We hear a lot these days about legacy. People say they want to leave behind legacies in their professions, families, churches, and other venues. What they typically mean is that they want to leave behind a positive reputation coupled with some sort of tangible or semi-tangible attribution. They want to be remembered as significant workplace contributors who fostered organizational growth and prosperity, beneficent parents who amassed wealth for their children's inheritance, upstanding Christians whom others credit with prominent church programs or building projects, or philanthropists who have favorably influenced society in sundry ways, maybe even earning recognition by having their names attached to streets, buildings, scholarships, or other enduring social entities. Unfortunately, people rarely consider the simple matter of kindness when they ponder legacy. That is to say, legacy is most often envisaged as something of much greater import than recollected acts of goodwill and affection.
My maternal grandfather was a simple man. He had only the most basic formal education, he didn't make a great deal of money, he wasn't politically active, he didn't harbor influential friends, and he possessed all of the faults and failures we humans have. In terms of legacy-leavers, he was an unlikely candidate in most people's eyes. However, his kindness shined like none other. My grandfather could always be counted on for a good laugh, a gentle word, and personal attention. He was humble, wise, and tenderhearted. He was our family's patriarch--a man whom we completely trusted because he was worthy of our trust.

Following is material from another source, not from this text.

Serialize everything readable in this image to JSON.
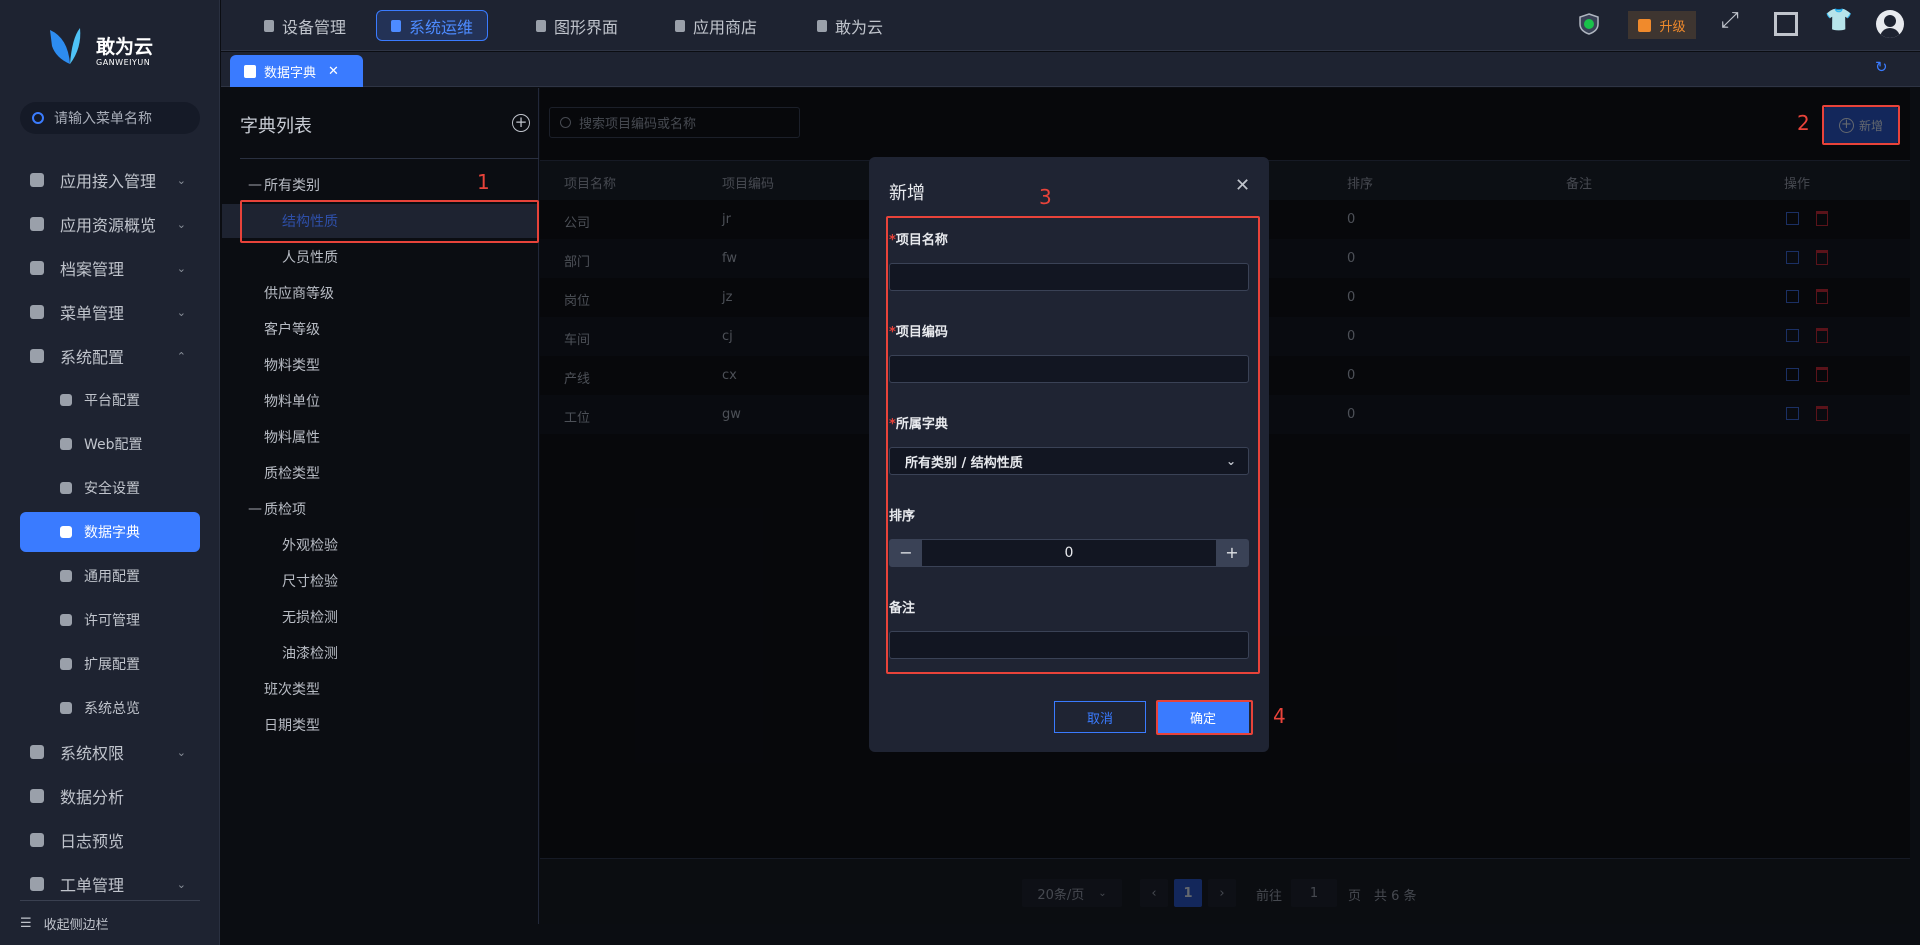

Sure, there were times when I saw his anger, frustrations, and humanity peak through, but these derelictions were always in the context of a life defined by a kindly and loving spirit.

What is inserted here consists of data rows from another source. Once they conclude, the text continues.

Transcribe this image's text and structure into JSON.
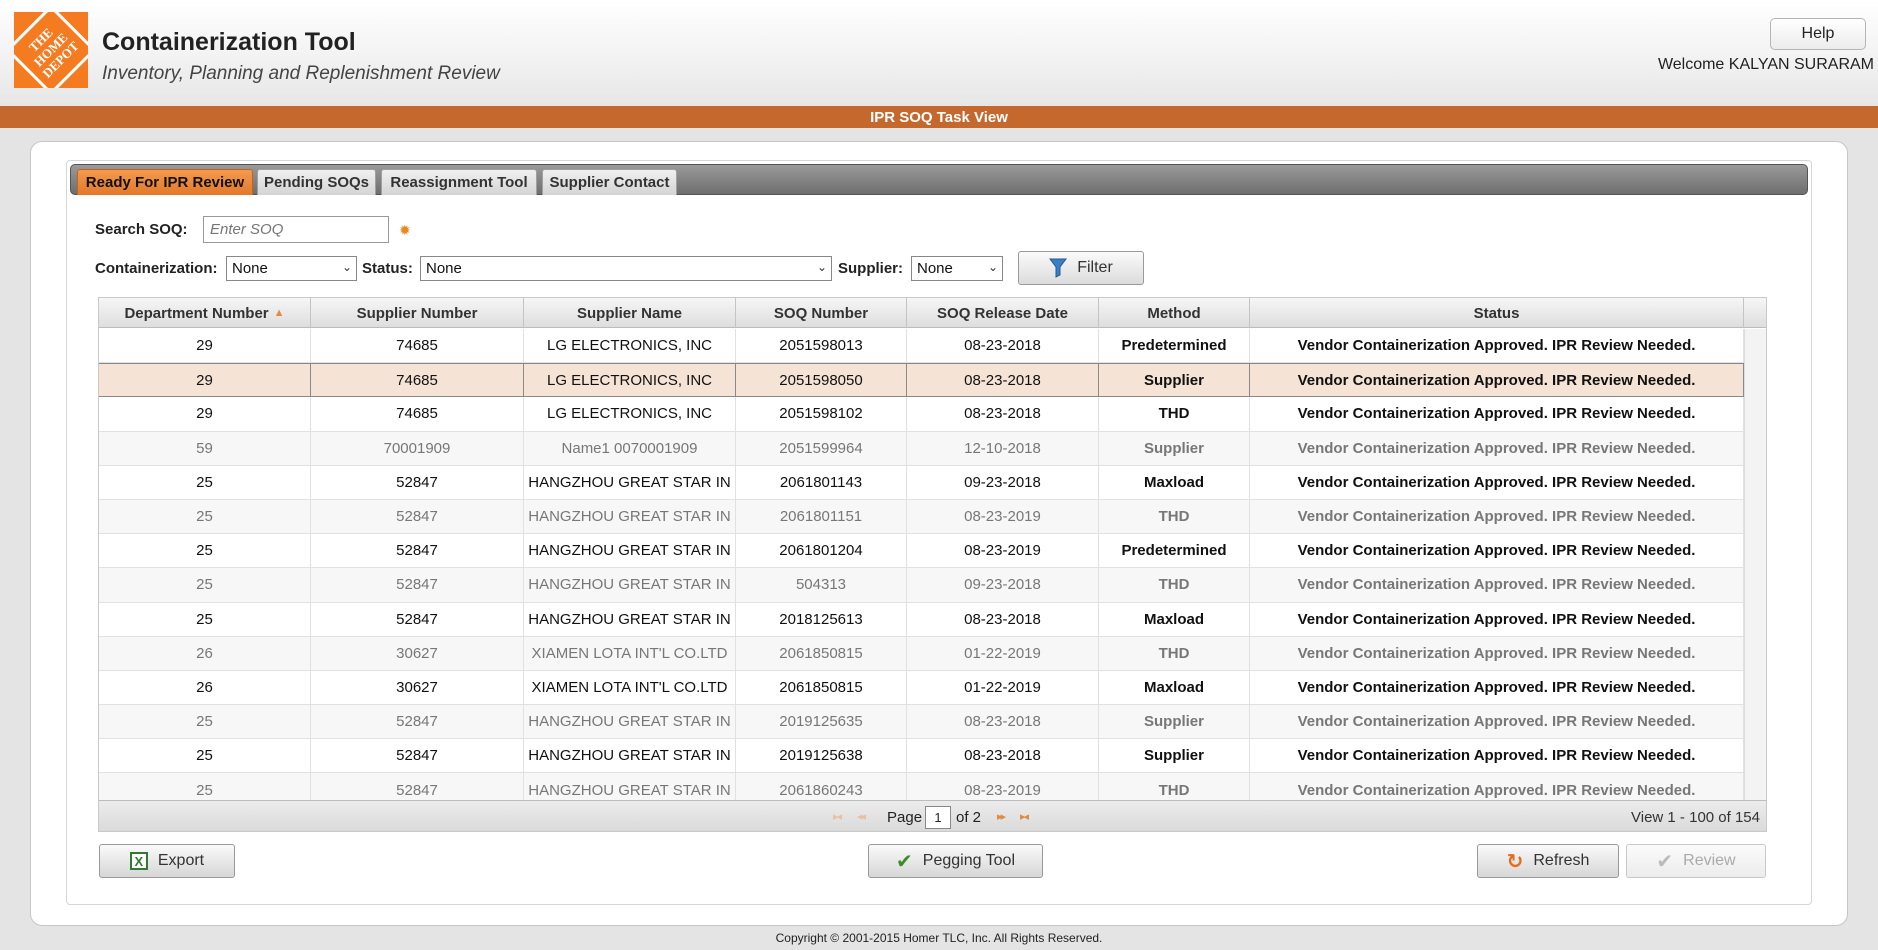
{
  "header": {
    "logo_text": "THE\nHOME\nDEPOT",
    "title": "Containerization Tool",
    "subtitle": "Inventory, Planning and Replenishment Review",
    "help_label": "Help",
    "welcome": "Welcome KALYAN SURARAM"
  },
  "banner": {
    "title": "IPR SOQ Task View"
  },
  "tabs": [
    {
      "label": "Ready For IPR Review",
      "active": true
    },
    {
      "label": "Pending SOQs",
      "active": false
    },
    {
      "label": "Reassignment Tool",
      "active": false
    },
    {
      "label": "Supplier Contact",
      "active": false
    }
  ],
  "search": {
    "label": "Search SOQ:",
    "placeholder": "Enter SOQ",
    "value": ""
  },
  "filters": {
    "containerization_label": "Containerization:",
    "containerization_value": "None",
    "status_label": "Status:",
    "status_value": "None",
    "supplier_label": "Supplier:",
    "supplier_value": "None",
    "filter_button": "Filter"
  },
  "table": {
    "columns": [
      "Department Number",
      "Supplier Number",
      "Supplier Name",
      "SOQ Number",
      "SOQ Release Date",
      "Method",
      "Status"
    ],
    "sorted_column": "Department Number",
    "sort_direction": "ascending",
    "rows": [
      [
        "29",
        "74685",
        "LG ELECTRONICS, INC",
        "2051598013",
        "08-23-2018",
        "Predetermined",
        "Vendor Containerization Approved. IPR Review Needed."
      ],
      [
        "29",
        "74685",
        "LG ELECTRONICS, INC",
        "2051598050",
        "08-23-2018",
        "Supplier",
        "Vendor Containerization Approved. IPR Review Needed."
      ],
      [
        "29",
        "74685",
        "LG ELECTRONICS, INC",
        "2051598102",
        "08-23-2018",
        "THD",
        "Vendor Containerization Approved. IPR Review Needed."
      ],
      [
        "59",
        "70001909",
        "Name1 0070001909",
        "2051599964",
        "12-10-2018",
        "Supplier",
        "Vendor Containerization Approved. IPR Review Needed."
      ],
      [
        "25",
        "52847",
        "HANGZHOU GREAT STAR IN",
        "2061801143",
        "09-23-2018",
        "Maxload",
        "Vendor Containerization Approved. IPR Review Needed."
      ],
      [
        "25",
        "52847",
        "HANGZHOU GREAT STAR IN",
        "2061801151",
        "08-23-2019",
        "THD",
        "Vendor Containerization Approved. IPR Review Needed."
      ],
      [
        "25",
        "52847",
        "HANGZHOU GREAT STAR IN",
        "2061801204",
        "08-23-2019",
        "Predetermined",
        "Vendor Containerization Approved. IPR Review Needed."
      ],
      [
        "25",
        "52847",
        "HANGZHOU GREAT STAR IN",
        "504313",
        "09-23-2018",
        "THD",
        "Vendor Containerization Approved. IPR Review Needed."
      ],
      [
        "25",
        "52847",
        "HANGZHOU GREAT STAR IN",
        "2018125613",
        "08-23-2018",
        "Maxload",
        "Vendor Containerization Approved. IPR Review Needed."
      ],
      [
        "26",
        "30627",
        "XIAMEN LOTA INT'L CO.LTD",
        "2061850815",
        "01-22-2019",
        "THD",
        "Vendor Containerization Approved. IPR Review Needed."
      ],
      [
        "26",
        "30627",
        "XIAMEN LOTA INT'L CO.LTD",
        "2061850815",
        "01-22-2019",
        "Maxload",
        "Vendor Containerization Approved. IPR Review Needed."
      ],
      [
        "25",
        "52847",
        "HANGZHOU GREAT STAR IN",
        "2019125635",
        "08-23-2018",
        "Supplier",
        "Vendor Containerization Approved. IPR Review Needed."
      ],
      [
        "25",
        "52847",
        "HANGZHOU GREAT STAR IN",
        "2019125638",
        "08-23-2018",
        "Supplier",
        "Vendor Containerization Approved. IPR Review Needed."
      ],
      [
        "25",
        "52847",
        "HANGZHOU GREAT STAR IN",
        "2061860243",
        "08-23-2019",
        "THD",
        "Vendor Containerization Approved. IPR Review Needed."
      ]
    ],
    "selected_row": 1,
    "dim_rows": [
      3,
      5,
      7,
      9,
      11,
      13
    ]
  },
  "pager": {
    "page_label": "Page",
    "page_value": "1",
    "of_label": "of 2",
    "view_count": "View 1 - 100 of 154"
  },
  "buttons": {
    "export": "Export",
    "pegging": "Pegging Tool",
    "refresh": "Refresh",
    "review": "Review"
  },
  "footer": {
    "copyright": "Copyright © 2001-2015 Homer TLC, Inc. All Rights Reserved."
  },
  "colors": {
    "brand_orange": "#f47b20",
    "banner": "#c5682d",
    "selected_row": "#f5e3d6"
  }
}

I often times wonder how well I'm demonstrating the virtue of kindness to those around me. Far too often, I'm consumed by the legacies that don't matter...about being remembered in particular ways and for particular "things" by co-workers, family members, or fellow churchgoers. But what about simple kindness? Am I leaving that legacy for my children and friends? Well, I guess you'd have to ask them, but sometimes I don't think I'd want to hear the answer. How about you?